Segment Start: DATA IN THIS EXERCISE
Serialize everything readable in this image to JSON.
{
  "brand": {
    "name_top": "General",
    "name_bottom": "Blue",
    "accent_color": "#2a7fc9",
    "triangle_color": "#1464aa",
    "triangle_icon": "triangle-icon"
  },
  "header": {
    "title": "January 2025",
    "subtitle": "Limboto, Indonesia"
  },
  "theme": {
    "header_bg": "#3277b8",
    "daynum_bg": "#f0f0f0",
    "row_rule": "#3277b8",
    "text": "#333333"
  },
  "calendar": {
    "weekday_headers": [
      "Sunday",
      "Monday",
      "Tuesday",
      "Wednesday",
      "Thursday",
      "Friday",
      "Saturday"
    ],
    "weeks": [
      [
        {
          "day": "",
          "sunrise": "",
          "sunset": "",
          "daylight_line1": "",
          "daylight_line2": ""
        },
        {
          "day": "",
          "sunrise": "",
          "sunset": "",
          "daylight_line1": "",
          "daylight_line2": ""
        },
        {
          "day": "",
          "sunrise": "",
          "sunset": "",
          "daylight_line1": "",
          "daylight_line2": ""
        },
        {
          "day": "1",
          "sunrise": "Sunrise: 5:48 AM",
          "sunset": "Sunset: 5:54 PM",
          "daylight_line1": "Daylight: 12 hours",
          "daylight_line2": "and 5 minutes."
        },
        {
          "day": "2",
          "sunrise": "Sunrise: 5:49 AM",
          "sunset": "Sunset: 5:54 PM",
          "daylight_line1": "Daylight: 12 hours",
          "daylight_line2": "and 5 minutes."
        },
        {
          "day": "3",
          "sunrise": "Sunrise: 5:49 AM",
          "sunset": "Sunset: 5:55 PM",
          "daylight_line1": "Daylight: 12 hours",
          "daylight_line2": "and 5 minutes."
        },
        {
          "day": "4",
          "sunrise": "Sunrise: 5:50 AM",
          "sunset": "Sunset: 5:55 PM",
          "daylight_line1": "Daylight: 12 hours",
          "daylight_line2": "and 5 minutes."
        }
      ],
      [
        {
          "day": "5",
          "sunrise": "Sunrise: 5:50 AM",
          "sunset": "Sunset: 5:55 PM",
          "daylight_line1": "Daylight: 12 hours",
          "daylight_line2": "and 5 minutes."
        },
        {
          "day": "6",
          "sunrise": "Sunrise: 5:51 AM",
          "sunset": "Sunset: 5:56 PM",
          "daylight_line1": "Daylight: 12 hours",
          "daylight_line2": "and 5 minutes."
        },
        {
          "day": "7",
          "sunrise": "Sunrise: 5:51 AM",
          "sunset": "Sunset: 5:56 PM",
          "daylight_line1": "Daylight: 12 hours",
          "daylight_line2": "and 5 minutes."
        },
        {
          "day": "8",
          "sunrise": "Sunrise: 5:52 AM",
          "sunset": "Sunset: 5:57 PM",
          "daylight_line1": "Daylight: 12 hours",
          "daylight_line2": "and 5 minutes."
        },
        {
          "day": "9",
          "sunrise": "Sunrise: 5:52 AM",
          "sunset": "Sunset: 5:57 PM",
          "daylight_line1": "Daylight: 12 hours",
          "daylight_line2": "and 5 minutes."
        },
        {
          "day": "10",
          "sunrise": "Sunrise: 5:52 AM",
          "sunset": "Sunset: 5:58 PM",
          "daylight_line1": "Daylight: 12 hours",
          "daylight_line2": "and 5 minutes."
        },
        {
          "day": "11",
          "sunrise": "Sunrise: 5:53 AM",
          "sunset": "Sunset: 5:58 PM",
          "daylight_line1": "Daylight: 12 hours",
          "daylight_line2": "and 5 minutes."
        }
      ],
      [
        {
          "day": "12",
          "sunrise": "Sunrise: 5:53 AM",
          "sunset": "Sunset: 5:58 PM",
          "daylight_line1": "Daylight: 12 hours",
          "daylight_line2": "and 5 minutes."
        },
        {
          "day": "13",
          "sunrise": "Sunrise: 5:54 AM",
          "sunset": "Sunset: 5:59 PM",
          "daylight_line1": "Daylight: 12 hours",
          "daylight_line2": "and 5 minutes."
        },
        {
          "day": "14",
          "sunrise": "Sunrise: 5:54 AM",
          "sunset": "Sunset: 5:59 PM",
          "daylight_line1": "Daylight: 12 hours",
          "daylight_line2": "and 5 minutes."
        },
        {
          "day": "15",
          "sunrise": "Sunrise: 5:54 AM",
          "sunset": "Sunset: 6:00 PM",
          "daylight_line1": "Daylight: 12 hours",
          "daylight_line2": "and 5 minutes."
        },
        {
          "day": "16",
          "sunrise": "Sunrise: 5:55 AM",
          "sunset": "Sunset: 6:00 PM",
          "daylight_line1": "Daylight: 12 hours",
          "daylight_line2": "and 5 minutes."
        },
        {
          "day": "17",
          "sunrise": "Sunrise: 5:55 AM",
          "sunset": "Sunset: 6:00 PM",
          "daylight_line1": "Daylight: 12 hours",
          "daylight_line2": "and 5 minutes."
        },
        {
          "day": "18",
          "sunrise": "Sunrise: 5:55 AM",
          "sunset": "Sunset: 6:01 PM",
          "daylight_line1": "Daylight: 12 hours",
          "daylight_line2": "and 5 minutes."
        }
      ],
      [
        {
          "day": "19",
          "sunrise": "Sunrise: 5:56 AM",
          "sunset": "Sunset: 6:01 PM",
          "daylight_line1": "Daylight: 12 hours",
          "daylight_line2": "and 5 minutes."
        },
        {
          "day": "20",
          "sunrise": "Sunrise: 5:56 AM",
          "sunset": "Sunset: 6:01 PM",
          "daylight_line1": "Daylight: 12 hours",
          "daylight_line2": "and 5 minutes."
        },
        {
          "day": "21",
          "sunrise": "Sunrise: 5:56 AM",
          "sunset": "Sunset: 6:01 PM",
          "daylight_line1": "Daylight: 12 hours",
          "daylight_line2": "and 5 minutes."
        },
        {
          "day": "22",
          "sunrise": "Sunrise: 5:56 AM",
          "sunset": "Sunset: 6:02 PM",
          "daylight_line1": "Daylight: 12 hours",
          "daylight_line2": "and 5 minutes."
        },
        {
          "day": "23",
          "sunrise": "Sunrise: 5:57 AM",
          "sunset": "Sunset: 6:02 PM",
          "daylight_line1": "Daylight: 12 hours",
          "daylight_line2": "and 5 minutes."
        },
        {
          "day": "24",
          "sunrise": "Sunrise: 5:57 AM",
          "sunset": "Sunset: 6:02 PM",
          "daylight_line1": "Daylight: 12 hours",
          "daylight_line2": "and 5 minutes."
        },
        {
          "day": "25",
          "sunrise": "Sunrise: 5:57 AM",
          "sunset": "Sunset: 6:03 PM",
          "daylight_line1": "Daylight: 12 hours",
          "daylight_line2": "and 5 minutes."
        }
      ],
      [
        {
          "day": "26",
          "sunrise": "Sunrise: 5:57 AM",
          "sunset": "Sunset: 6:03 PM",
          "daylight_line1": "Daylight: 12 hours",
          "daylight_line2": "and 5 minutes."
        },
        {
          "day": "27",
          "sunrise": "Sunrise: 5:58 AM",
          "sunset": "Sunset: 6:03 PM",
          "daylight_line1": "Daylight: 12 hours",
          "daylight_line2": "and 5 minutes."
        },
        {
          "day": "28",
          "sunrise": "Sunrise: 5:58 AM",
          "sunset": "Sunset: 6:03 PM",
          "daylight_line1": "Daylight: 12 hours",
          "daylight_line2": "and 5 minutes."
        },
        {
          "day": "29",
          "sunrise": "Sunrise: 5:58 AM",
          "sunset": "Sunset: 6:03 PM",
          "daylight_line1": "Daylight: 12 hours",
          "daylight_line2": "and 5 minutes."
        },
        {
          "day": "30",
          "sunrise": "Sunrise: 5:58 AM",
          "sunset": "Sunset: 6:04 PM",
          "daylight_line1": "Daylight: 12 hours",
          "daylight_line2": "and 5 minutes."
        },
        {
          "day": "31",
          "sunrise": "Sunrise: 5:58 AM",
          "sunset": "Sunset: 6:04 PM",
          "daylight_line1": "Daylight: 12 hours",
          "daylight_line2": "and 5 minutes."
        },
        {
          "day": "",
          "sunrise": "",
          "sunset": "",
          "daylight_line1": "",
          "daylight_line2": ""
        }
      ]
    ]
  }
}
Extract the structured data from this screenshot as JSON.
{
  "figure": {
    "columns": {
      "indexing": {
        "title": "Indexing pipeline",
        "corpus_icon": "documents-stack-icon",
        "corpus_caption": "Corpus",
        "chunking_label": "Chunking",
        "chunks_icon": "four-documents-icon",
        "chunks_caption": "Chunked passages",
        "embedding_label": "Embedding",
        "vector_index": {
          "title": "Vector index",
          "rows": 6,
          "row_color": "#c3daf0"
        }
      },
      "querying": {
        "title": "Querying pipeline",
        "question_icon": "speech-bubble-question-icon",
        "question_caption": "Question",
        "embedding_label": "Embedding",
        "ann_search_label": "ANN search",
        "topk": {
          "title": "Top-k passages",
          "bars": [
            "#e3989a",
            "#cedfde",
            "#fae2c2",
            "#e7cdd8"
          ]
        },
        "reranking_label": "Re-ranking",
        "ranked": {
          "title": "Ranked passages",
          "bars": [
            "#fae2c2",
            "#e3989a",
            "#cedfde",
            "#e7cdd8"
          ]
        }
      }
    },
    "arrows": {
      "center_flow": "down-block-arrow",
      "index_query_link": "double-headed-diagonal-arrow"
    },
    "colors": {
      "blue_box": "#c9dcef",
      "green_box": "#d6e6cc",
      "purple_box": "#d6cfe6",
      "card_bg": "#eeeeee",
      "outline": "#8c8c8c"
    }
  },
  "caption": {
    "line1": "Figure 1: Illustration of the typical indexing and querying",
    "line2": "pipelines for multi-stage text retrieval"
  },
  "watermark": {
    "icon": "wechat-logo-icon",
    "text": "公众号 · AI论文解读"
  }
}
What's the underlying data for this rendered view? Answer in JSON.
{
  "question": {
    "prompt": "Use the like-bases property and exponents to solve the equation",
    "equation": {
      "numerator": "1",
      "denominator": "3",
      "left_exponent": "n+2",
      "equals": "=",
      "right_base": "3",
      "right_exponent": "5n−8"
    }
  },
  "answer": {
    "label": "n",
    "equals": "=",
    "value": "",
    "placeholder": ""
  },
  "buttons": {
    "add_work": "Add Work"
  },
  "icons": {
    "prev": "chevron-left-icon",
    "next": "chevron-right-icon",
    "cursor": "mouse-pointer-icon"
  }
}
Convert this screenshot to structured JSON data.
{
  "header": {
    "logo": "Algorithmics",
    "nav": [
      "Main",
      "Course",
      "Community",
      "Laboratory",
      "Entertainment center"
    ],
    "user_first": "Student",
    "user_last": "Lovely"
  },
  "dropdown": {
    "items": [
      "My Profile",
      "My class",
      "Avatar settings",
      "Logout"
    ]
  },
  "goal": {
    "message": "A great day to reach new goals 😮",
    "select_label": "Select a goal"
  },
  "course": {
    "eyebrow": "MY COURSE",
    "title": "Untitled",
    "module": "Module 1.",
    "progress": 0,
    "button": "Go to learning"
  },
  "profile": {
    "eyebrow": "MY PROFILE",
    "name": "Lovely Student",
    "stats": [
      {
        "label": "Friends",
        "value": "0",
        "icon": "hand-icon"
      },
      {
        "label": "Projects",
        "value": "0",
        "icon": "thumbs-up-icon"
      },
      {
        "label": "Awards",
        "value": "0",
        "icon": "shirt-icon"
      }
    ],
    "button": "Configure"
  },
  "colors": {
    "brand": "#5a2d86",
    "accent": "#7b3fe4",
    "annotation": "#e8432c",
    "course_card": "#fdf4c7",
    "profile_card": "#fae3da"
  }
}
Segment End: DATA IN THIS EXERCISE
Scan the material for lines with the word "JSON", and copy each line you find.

Serialize everything readable in this image to JSON.
Extract the structured data from this screenshot as JSON.
What's the underlying data for this rendered view? Answer in JSON.
Convert this screenshot to structured JSON data.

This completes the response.